## [EXERCISE GOAL]
Every record that follows must be given again exactly.

[Dataset rows for apps and sites]
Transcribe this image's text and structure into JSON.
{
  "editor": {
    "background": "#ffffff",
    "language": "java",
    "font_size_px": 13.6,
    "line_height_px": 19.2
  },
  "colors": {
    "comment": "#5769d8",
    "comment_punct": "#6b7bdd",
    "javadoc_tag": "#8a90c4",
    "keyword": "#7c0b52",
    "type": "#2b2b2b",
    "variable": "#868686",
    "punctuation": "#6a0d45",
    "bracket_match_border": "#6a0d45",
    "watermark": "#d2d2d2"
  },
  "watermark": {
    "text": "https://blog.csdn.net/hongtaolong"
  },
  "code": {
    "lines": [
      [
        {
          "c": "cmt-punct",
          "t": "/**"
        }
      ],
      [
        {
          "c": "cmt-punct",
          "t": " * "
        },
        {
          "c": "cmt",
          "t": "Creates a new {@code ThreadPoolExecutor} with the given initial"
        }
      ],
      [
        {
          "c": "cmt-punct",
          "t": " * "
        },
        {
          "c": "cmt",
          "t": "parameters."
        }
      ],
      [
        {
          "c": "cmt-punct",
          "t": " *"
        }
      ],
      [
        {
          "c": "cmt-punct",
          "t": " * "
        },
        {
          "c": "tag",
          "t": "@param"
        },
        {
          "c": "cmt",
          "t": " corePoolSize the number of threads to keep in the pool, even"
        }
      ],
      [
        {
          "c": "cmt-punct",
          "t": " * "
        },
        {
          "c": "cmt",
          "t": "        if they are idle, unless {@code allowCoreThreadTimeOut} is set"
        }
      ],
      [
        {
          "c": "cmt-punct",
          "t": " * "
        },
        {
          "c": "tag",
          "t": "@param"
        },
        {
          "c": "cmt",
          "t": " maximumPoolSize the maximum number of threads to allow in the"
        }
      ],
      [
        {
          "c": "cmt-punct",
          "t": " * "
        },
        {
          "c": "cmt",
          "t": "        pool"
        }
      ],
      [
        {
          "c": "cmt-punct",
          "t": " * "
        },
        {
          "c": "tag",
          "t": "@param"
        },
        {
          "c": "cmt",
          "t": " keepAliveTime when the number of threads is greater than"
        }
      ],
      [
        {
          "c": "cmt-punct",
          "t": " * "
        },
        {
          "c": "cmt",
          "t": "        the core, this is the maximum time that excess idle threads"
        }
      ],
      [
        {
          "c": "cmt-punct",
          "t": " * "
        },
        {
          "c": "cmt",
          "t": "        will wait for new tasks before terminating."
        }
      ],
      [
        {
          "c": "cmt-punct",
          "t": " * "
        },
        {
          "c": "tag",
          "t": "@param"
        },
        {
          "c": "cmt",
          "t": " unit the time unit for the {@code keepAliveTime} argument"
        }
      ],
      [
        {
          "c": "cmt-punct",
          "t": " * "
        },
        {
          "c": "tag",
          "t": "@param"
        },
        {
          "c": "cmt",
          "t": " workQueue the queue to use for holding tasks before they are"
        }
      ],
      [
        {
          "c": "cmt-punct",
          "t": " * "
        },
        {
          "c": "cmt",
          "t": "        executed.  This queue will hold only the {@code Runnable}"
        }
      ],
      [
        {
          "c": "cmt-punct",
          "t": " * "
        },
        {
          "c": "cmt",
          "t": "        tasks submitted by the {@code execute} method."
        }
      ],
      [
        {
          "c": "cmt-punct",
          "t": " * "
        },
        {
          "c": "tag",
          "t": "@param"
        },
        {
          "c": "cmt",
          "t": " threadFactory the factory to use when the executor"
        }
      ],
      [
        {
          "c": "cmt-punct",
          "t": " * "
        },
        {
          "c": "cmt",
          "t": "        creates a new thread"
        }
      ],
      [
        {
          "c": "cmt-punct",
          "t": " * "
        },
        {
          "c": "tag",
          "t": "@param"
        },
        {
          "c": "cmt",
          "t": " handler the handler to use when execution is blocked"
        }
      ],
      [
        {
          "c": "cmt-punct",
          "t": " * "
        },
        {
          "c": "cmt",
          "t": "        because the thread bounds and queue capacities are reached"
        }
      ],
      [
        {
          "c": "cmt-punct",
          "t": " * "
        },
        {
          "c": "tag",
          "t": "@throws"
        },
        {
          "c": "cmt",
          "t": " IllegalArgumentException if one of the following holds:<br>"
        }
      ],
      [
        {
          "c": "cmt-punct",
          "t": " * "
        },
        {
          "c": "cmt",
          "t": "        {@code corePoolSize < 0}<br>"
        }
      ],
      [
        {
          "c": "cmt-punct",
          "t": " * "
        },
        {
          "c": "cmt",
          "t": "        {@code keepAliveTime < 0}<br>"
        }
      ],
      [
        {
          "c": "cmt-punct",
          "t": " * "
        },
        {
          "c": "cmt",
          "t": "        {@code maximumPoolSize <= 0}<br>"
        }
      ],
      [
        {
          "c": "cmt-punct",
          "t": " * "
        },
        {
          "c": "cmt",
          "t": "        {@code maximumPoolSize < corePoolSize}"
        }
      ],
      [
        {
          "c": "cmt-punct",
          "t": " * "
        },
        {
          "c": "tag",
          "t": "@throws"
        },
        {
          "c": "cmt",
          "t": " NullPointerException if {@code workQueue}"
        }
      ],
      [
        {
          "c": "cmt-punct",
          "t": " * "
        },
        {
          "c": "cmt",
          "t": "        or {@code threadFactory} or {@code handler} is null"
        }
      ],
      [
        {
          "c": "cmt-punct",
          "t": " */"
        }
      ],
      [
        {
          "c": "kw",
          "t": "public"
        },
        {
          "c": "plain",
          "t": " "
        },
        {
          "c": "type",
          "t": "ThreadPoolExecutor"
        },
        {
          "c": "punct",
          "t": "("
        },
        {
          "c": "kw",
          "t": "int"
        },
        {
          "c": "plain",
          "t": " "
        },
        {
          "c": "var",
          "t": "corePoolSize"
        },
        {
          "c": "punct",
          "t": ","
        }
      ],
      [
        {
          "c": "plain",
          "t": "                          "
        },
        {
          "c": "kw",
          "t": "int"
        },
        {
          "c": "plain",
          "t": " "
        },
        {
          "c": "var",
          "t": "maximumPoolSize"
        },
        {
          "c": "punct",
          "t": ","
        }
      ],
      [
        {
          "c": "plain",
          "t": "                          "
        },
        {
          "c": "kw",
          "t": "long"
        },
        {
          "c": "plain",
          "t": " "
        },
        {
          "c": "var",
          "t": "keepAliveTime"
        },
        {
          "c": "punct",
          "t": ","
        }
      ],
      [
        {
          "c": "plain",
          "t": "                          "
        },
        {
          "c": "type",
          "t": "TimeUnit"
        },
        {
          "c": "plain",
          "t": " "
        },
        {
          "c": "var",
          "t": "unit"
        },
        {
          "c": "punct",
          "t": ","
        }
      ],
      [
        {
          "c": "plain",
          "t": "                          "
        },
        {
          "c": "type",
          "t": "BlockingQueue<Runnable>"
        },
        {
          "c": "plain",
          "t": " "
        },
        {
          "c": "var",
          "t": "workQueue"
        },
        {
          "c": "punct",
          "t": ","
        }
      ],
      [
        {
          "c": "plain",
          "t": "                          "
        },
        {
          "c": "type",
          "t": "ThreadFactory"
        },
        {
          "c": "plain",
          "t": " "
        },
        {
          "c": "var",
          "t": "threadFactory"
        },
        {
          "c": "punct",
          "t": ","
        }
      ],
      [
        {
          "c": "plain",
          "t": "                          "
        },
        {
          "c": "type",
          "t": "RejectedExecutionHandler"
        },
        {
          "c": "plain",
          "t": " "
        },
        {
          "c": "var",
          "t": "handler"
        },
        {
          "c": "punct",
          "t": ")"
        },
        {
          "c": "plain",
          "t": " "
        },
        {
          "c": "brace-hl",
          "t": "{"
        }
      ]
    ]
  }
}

## [WORKED SOLUTION]
Transcribe this image's text and structure into JSON.
{
  "editor": {
    "background": "#ffffff",
    "language": "java",
    "font_size_px": 13.6,
    "line_height_px": 19.2
  },
  "colors": {
    "comment": "#5769d8",
    "comment_punct": "#6b7bdd",
    "javadoc_tag": "#8a90c4",
    "keyword": "#7c0b52",
    "type": "#2b2b2b",
    "variable": "#868686",
    "punctuation": "#6a0d45",
    "bracket_match_border": "#6a0d45",
    "watermark": "#d2d2d2"
  },
  "watermark": {
    "text": "https://blog.csdn.net/hongtaolong"
  },
  "code": {
    "lines": [
      [
        {
          "c": "cmt-punct",
          "t": "/**"
        }
      ],
      [
        {
          "c": "cmt-punct",
          "t": " * "
        },
        {
          "c": "cmt",
          "t": "Creates a new {@code ThreadPoolExecutor} with the given initial"
        }
      ],
      [
        {
          "c": "cmt-punct",
          "t": " * "
        },
        {
          "c": "cmt",
          "t": "parameters."
        }
      ],
      [
        {
          "c": "cmt-punct",
          "t": " *"
        }
      ],
      [
        {
          "c": "cmt-punct",
          "t": " * "
        },
        {
          "c": "tag",
          "t": "@param"
        },
        {
          "c": "cmt",
          "t": " corePoolSize the number of threads to keep in the pool, even"
        }
      ],
      [
        {
          "c": "cmt-punct",
          "t": " * "
        },
        {
          "c": "cmt",
          "t": "        if they are idle, unless {@code allowCoreThreadTimeOut} is set"
        }
      ],
      [
        {
          "c": "cmt-punct",
          "t": " * "
        },
        {
          "c": "tag",
          "t": "@param"
        },
        {
          "c": "cmt",
          "t": " maximumPoolSize the maximum number of threads to allow in the"
        }
      ],
      [
        {
          "c": "cmt-punct",
          "t": " * "
        },
        {
          "c": "cmt",
          "t": "        pool"
        }
      ],
      [
        {
          "c": "cmt-punct",
          "t": " * "
        },
        {
          "c": "tag",
          "t": "@param"
        },
        {
          "c": "cmt",
          "t": " keepAliveTime when the number of threads is greater than"
        }
      ],
      [
        {
          "c": "cmt-punct",
          "t": " * "
        },
        {
          "c": "cmt",
          "t": "        the core, this is the maximum time that excess idle threads"
        }
      ],
      [
        {
          "c": "cmt-punct",
          "t": " * "
        },
        {
          "c": "cmt",
          "t": "        will wait for new tasks before terminating."
        }
      ],
      [
        {
          "c": "cmt-punct",
          "t": " * "
        },
        {
          "c": "tag",
          "t": "@param"
        },
        {
          "c": "cmt",
          "t": " unit the time unit for the {@code keepAliveTime} argument"
        }
      ],
      [
        {
          "c": "cmt-punct",
          "t": " * "
        },
        {
          "c": "tag",
          "t": "@param"
        },
        {
          "c": "cmt",
          "t": " workQueue the queue to use for holding tasks before they are"
        }
      ],
      [
        {
          "c": "cmt-punct",
          "t": " * "
        },
        {
          "c": "cmt",
          "t": "        executed.  This queue will hold only the {@code Runnable}"
        }
      ],
      [
        {
          "c": "cmt-punct",
          "t": " * "
        },
        {
          "c": "cmt",
          "t": "        tasks submitted by the {@code execute} method."
        }
      ],
      [
        {
          "c": "cmt-punct",
          "t": " * "
        },
        {
          "c": "tag",
          "t": "@param"
        },
        {
          "c": "cmt",
          "t": " threadFactory the factory to use when the executor"
        }
      ],
      [
        {
          "c": "cmt-punct",
          "t": " * "
        },
        {
          "c": "cmt",
          "t": "        creates a new thread"
        }
      ],
      [
        {
          "c": "cmt-punct",
          "t": " * "
        },
        {
          "c": "tag",
          "t": "@param"
        },
        {
          "c": "cmt",
          "t": " handler the handler to use when execution is blocked"
        }
      ],
      [
        {
          "c": "cmt-punct",
          "t": " * "
        },
        {
          "c": "cmt",
          "t": "        because the thread bounds and queue capacities are reached"
        }
      ],
      [
        {
          "c": "cmt-punct",
          "t": " * "
        },
        {
          "c": "tag",
          "t": "@throws"
        },
        {
          "c": "cmt",
          "t": " IllegalArgumentException if one of the following holds:<br>"
        }
      ],
      [
        {
          "c": "cmt-punct",
          "t": " * "
        },
        {
          "c": "cmt",
          "t": "        {@code corePoolSize < 0}<br>"
        }
      ],
      [
        {
          "c": "cmt-punct",
          "t": " * "
        },
        {
          "c": "cmt",
          "t": "        {@code keepAliveTime < 0}<br>"
        }
      ],
      [
        {
          "c": "cmt-punct",
          "t": " * "
        },
        {
          "c": "cmt",
          "t": "        {@code maximumPoolSize <= 0}<br>"
        }
      ],
      [
        {
          "c": "cmt-punct",
          "t": " * "
        },
        {
          "c": "cmt",
          "t": "        {@code maximumPoolSize < corePoolSize}"
        }
      ],
      [
        {
          "c": "cmt-punct",
          "t": " * "
        },
        {
          "c": "tag",
          "t": "@throws"
        },
        {
          "c": "cmt",
          "t": " NullPointerException if {@code workQueue}"
        }
      ],
      [
        {
          "c": "cmt-punct",
          "t": " * "
        },
        {
          "c": "cmt",
          "t": "        or {@code threadFactory} or {@code handler} is null"
        }
      ],
      [
        {
          "c": "cmt-punct",
          "t": " */"
        }
      ],
      [
        {
          "c": "kw",
          "t": "public"
        },
        {
          "c": "plain",
          "t": " "
        },
        {
          "c": "type",
          "t": "ThreadPoolExecutor"
        },
        {
          "c": "punct",
          "t": "("
        },
        {
          "c": "kw",
          "t": "int"
        },
        {
          "c": "plain",
          "t": " "
        },
        {
          "c": "var",
          "t": "corePoolSize"
        },
        {
          "c": "punct",
          "t": ","
        }
      ],
      [
        {
          "c": "plain",
          "t": "                          "
        },
        {
          "c": "kw",
          "t": "int"
        },
        {
          "c": "plain",
          "t": " "
        },
        {
          "c": "var",
          "t": "maximumPoolSize"
        },
        {
          "c": "punct",
          "t": ","
        }
      ],
      [
        {
          "c": "plain",
          "t": "                          "
        },
        {
          "c": "kw",
          "t": "long"
        },
        {
          "c": "plain",
          "t": " "
        },
        {
          "c": "var",
          "t": "keepAliveTime"
        },
        {
          "c": "punct",
          "t": ","
        }
      ],
      [
        {
          "c": "plain",
          "t": "                          "
        },
        {
          "c": "type",
          "t": "TimeUnit"
        },
        {
          "c": "plain",
          "t": " "
        },
        {
          "c": "var",
          "t": "unit"
        },
        {
          "c": "punct",
          "t": ","
        }
      ],
      [
        {
          "c": "plain",
          "t": "                          "
        },
        {
          "c": "type",
          "t": "BlockingQueue<Runnable>"
        },
        {
          "c": "plain",
          "t": " "
        },
        {
          "c": "var",
          "t": "workQueue"
        },
        {
          "c": "punct",
          "t": ","
        }
      ],
      [
        {
          "c": "plain",
          "t": "                          "
        },
        {
          "c": "type",
          "t": "ThreadFactory"
        },
        {
          "c": "plain",
          "t": " "
        },
        {
          "c": "var",
          "t": "threadFactory"
        },
        {
          "c": "punct",
          "t": ","
        }
      ],
      [
        {
          "c": "plain",
          "t": "                          "
        },
        {
          "c": "type",
          "t": "RejectedExecutionHandler"
        },
        {
          "c": "plain",
          "t": " "
        },
        {
          "c": "var",
          "t": "handler"
        },
        {
          "c": "punct",
          "t": ")"
        },
        {
          "c": "plain",
          "t": " "
        },
        {
          "c": "brace-hl",
          "t": "{"
        }
      ]
    ]
  }
}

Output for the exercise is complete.